(Input for this task)

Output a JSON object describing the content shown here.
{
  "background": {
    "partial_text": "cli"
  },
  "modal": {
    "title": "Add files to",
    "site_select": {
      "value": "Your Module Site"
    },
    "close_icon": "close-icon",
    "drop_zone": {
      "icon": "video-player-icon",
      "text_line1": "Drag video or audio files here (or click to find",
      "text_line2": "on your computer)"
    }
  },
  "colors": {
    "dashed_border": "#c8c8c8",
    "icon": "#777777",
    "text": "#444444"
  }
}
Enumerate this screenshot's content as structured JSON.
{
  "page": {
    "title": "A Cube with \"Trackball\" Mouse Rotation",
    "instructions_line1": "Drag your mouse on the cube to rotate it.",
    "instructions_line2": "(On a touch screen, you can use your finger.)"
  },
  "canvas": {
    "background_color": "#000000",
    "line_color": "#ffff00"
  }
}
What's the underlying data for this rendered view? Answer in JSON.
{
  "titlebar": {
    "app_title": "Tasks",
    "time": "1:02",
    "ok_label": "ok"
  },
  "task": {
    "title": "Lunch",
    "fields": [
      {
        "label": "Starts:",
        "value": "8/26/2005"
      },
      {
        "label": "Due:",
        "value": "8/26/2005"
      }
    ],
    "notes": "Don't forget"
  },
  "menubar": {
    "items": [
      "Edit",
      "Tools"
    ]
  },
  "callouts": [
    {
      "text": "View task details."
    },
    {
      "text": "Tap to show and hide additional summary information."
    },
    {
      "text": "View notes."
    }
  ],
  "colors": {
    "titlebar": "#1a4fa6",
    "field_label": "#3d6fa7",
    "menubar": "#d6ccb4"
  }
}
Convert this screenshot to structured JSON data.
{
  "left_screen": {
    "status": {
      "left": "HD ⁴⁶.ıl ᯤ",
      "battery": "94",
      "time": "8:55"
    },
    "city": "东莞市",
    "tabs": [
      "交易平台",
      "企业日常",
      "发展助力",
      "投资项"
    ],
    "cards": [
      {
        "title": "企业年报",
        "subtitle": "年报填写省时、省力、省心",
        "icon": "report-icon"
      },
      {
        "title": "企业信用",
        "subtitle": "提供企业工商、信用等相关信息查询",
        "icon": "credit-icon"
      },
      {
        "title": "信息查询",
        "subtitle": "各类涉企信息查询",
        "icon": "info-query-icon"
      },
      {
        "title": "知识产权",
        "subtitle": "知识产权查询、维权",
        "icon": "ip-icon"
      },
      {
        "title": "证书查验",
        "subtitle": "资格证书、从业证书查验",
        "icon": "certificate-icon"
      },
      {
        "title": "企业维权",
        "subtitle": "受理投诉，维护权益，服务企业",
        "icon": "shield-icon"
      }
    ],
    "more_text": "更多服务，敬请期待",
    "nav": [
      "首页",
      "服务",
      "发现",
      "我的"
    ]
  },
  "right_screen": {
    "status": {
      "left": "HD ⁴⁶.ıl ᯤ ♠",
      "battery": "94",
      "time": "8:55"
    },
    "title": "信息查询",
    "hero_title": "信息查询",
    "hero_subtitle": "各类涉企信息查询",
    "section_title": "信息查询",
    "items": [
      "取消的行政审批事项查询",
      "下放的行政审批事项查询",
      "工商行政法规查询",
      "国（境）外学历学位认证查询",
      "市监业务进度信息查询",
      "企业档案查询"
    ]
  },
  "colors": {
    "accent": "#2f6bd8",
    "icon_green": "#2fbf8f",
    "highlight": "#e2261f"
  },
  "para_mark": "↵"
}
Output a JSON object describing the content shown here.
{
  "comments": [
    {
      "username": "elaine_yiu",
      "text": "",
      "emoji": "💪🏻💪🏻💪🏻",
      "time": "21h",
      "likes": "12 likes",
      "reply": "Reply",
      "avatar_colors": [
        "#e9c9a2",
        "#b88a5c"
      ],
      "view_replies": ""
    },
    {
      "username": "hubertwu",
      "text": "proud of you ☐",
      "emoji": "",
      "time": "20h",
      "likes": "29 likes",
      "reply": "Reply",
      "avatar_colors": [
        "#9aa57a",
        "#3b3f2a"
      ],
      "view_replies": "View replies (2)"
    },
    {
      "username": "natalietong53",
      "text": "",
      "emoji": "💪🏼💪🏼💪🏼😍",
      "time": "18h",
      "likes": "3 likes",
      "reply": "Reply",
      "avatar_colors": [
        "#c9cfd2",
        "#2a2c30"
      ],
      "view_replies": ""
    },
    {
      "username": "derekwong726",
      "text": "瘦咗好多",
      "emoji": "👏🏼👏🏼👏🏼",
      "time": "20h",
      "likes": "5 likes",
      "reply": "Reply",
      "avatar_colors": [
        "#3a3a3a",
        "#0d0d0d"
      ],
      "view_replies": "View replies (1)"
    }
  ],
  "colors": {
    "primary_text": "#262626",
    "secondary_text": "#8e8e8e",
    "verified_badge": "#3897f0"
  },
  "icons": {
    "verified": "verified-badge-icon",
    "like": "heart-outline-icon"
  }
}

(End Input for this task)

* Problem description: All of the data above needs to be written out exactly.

* Result below:
Output a JSON object describing the content shown here.
{
  "background": {
    "partial_text": "cli"
  },
  "modal": {
    "title": "Add files to",
    "site_select": {
      "value": "Your Module Site"
    },
    "close_icon": "close-icon",
    "drop_zone": {
      "icon": "video-player-icon",
      "text_line1": "Drag video or audio files here (or click to find",
      "text_line2": "on your computer)"
    }
  },
  "colors": {
    "dashed_border": "#c8c8c8",
    "icon": "#777777",
    "text": "#444444"
  }
}
Enumerate this screenshot's content as structured JSON.
{
  "page": {
    "title": "A Cube with \"Trackball\" Mouse Rotation",
    "instructions_line1": "Drag your mouse on the cube to rotate it.",
    "instructions_line2": "(On a touch screen, you can use your finger.)"
  },
  "canvas": {
    "background_color": "#000000",
    "line_color": "#ffff00"
  }
}
What's the underlying data for this rendered view? Answer in JSON.
{
  "titlebar": {
    "app_title": "Tasks",
    "time": "1:02",
    "ok_label": "ok"
  },
  "task": {
    "title": "Lunch",
    "fields": [
      {
        "label": "Starts:",
        "value": "8/26/2005"
      },
      {
        "label": "Due:",
        "value": "8/26/2005"
      }
    ],
    "notes": "Don't forget"
  },
  "menubar": {
    "items": [
      "Edit",
      "Tools"
    ]
  },
  "callouts": [
    {
      "text": "View task details."
    },
    {
      "text": "Tap to show and hide additional summary information."
    },
    {
      "text": "View notes."
    }
  ],
  "colors": {
    "titlebar": "#1a4fa6",
    "field_label": "#3d6fa7",
    "menubar": "#d6ccb4"
  }
}
Convert this screenshot to structured JSON data.
{
  "left_screen": {
    "status": {
      "left": "HD ⁴⁶.ıl ᯤ",
      "battery": "94",
      "time": "8:55"
    },
    "city": "东莞市",
    "tabs": [
      "交易平台",
      "企业日常",
      "发展助力",
      "投资项"
    ],
    "cards": [
      {
        "title": "企业年报",
        "subtitle": "年报填写省时、省力、省心",
        "icon": "report-icon"
      },
      {
        "title": "企业信用",
        "subtitle": "提供企业工商、信用等相关信息查询",
        "icon": "credit-icon"
      },
      {
        "title": "信息查询",
        "subtitle": "各类涉企信息查询",
        "icon": "info-query-icon"
      },
      {
        "title": "知识产权",
        "subtitle": "知识产权查询、维权",
        "icon": "ip-icon"
      },
      {
        "title": "证书查验",
        "subtitle": "资格证书、从业证书查验",
        "icon": "certificate-icon"
      },
      {
        "title": "企业维权",
        "subtitle": "受理投诉，维护权益，服务企业",
        "icon": "shield-icon"
      }
    ],
    "more_text": "更多服务，敬请期待",
    "nav": [
      "首页",
      "服务",
      "发现",
      "我的"
    ]
  },
  "right_screen": {
    "status": {
      "left": "HD ⁴⁶.ıl ᯤ ♠",
      "battery": "94",
      "time": "8:55"
    },
    "title": "信息查询",
    "hero_title": "信息查询",
    "hero_subtitle": "各类涉企信息查询",
    "section_title": "信息查询",
    "items": [
      "取消的行政审批事项查询",
      "下放的行政审批事项查询",
      "工商行政法规查询",
      "国（境）外学历学位认证查询",
      "市监业务进度信息查询",
      "企业档案查询"
    ]
  },
  "colors": {
    "accent": "#2f6bd8",
    "icon_green": "#2fbf8f",
    "highlight": "#e2261f"
  },
  "para_mark": "↵"
}
Output a JSON object describing the content shown here.
{
  "comments": [
    {
      "username": "elaine_yiu",
      "text": "",
      "emoji": "💪🏻💪🏻💪🏻",
      "time": "21h",
      "likes": "12 likes",
      "reply": "Reply",
      "avatar_colors": [
        "#e9c9a2",
        "#b88a5c"
      ],
      "view_replies": ""
    },
    {
      "username": "hubertwu",
      "text": "proud of you ☐",
      "emoji": "",
      "time": "20h",
      "likes": "29 likes",
      "reply": "Reply",
      "avatar_colors": [
        "#9aa57a",
        "#3b3f2a"
      ],
      "view_replies": "View replies (2)"
    },
    {
      "username": "natalietong53",
      "text": "",
      "emoji": "💪🏼💪🏼💪🏼😍",
      "time": "18h",
      "likes": "3 likes",
      "reply": "Reply",
      "avatar_colors": [
        "#c9cfd2",
        "#2a2c30"
      ],
      "view_replies": ""
    },
    {
      "username": "derekwong726",
      "text": "瘦咗好多",
      "emoji": "👏🏼👏🏼👏🏼",
      "time": "20h",
      "likes": "5 likes",
      "reply": "Reply",
      "avatar_colors": [
        "#3a3a3a",
        "#0d0d0d"
      ],
      "view_replies": "View replies (1)"
    }
  ],
  "colors": {
    "primary_text": "#262626",
    "secondary_text": "#8e8e8e",
    "verified_badge": "#3897f0"
  },
  "icons": {
    "verified": "verified-badge-icon",
    "like": "heart-outline-icon"
  }
}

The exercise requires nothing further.